Michael J. Fox Foundation Grant

Our research into racial and ethnic disparities in care for Parkinson’s among Asian American, Native Hawaiians, and Pacific Islanders will help ensure that these groups gain better access to high-quality care.

To facilitate this study, the Michael J. Fox Foundation recently awarded the Queen’s Parkinson’s and Movement Disorder Center a $387,000 grant.


In partnership with Hawai’i Parkinson Association, our Center received a Hawai’i State grant to start a Movement Disorder Fellowship in 2023. We believe in educating the next generation of neurologists to become experts in assessment and treatment of movement disorders.

Patient Support and Outreach

We strongly believe in self-empowerment. Exercise and lifestyle are the most important therapies for Parkinson’s disease. It allows patients to maintain the highest level of function possible. We highly encourage the discussion of lifestyle (diet, sleep, and bowel habit) and exercise during visits as we tailor individualized programs.

Through collaboration with various organizations and coordination of care through Queen’s Clinically Integrate Physician Network (QCIPN) and Queen’s Geriatric Services, our goal is to help patients achieve the best quality of life while living with Parkinson’s disease or other movement disorders.

Some of our collaborative efforts include:

  • Hawai‘i Parkinson Association
  • Deep brain stimulation support groups and other support groups
  • The Annual Parkinson’s Symposium
  • The Annual Parkinson’s Walk
  • Various other community resources

And coordination of care through Queen’s Clinically Integrated Physician Network (QCIPN) and Queen’s Geriatric Services, our goal is to help patients achieve the best quality of life while living with Parkinson’s disease or other movement disorders.

A Guide For Parkinson's Disease

Have questions about Parkinson’s? Download this FREE guide from the Parkinson’s Foundation. 

Parkinson’s Foundation

Davis Phinney Foundation for Parkinson’s

The Michael J. Fox Foundation

Hawai‘i’s Best Hospital for Parkinson’s and Movement Disorder Treatment

If you or a loved one has Parkinson’s or another movement disorder, you are not alone. One of the major misconceptions about Parkinson’s is that it is hopeless.

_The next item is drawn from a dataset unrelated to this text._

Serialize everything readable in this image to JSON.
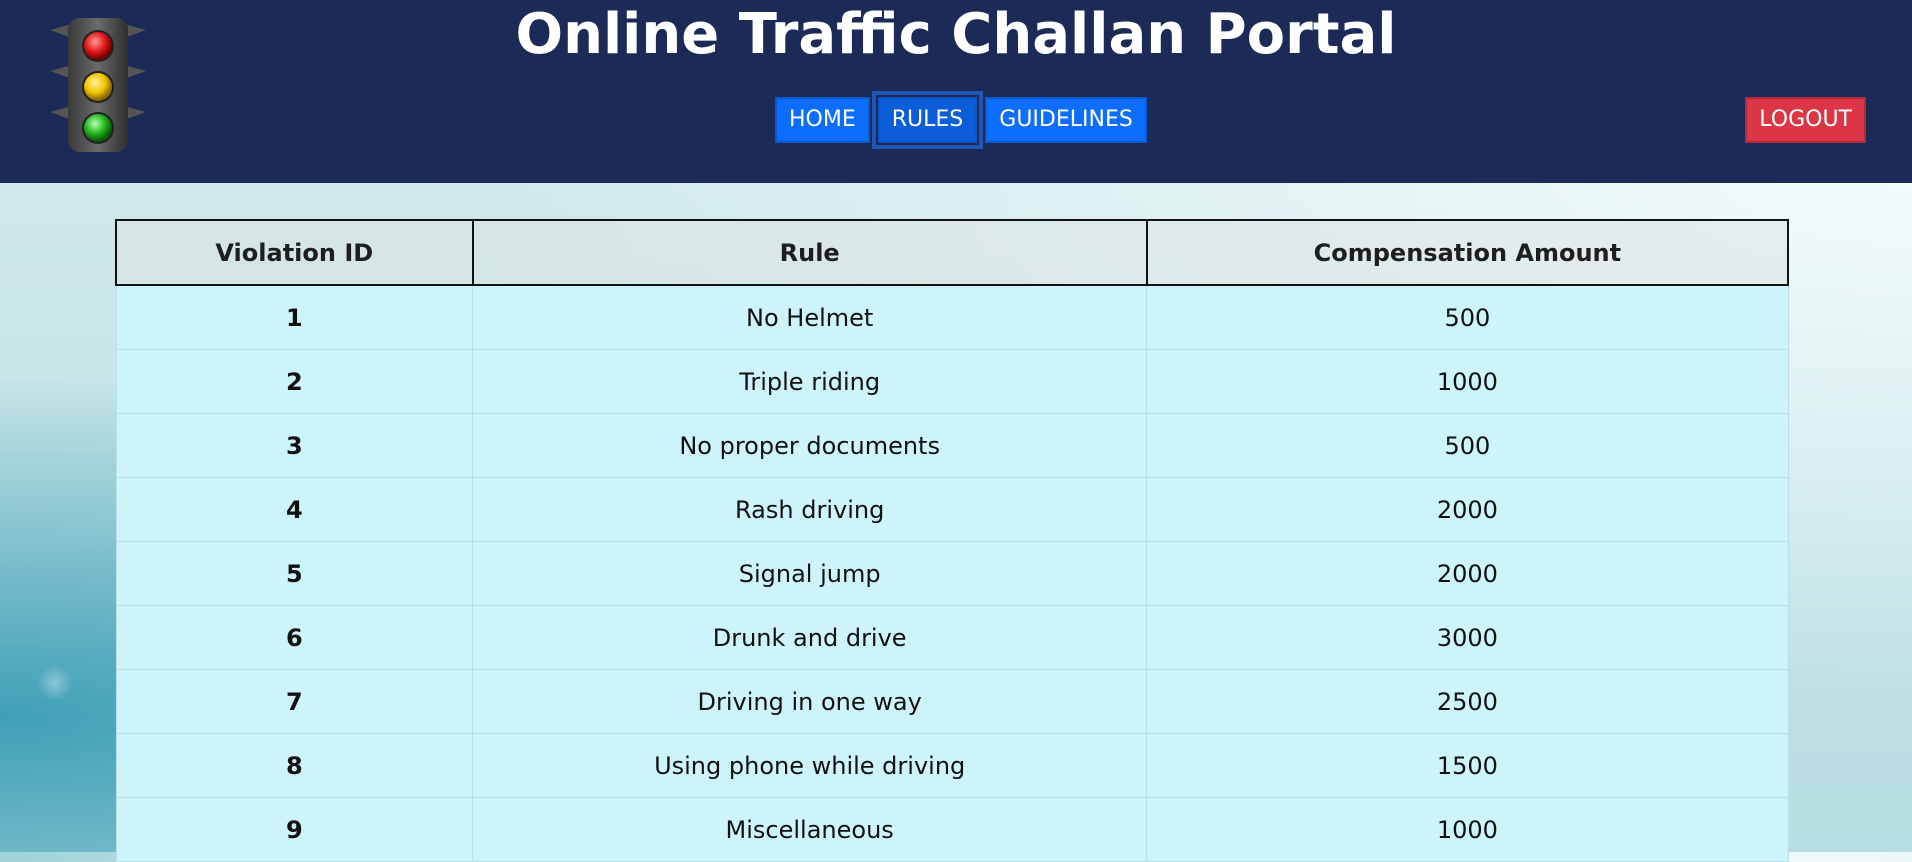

With the right medication, exercise, and lifestyle, along with possible surgical interventions, you can live a full, rich life with Parkinson’s or any other neurological movement disorder.

Back to Top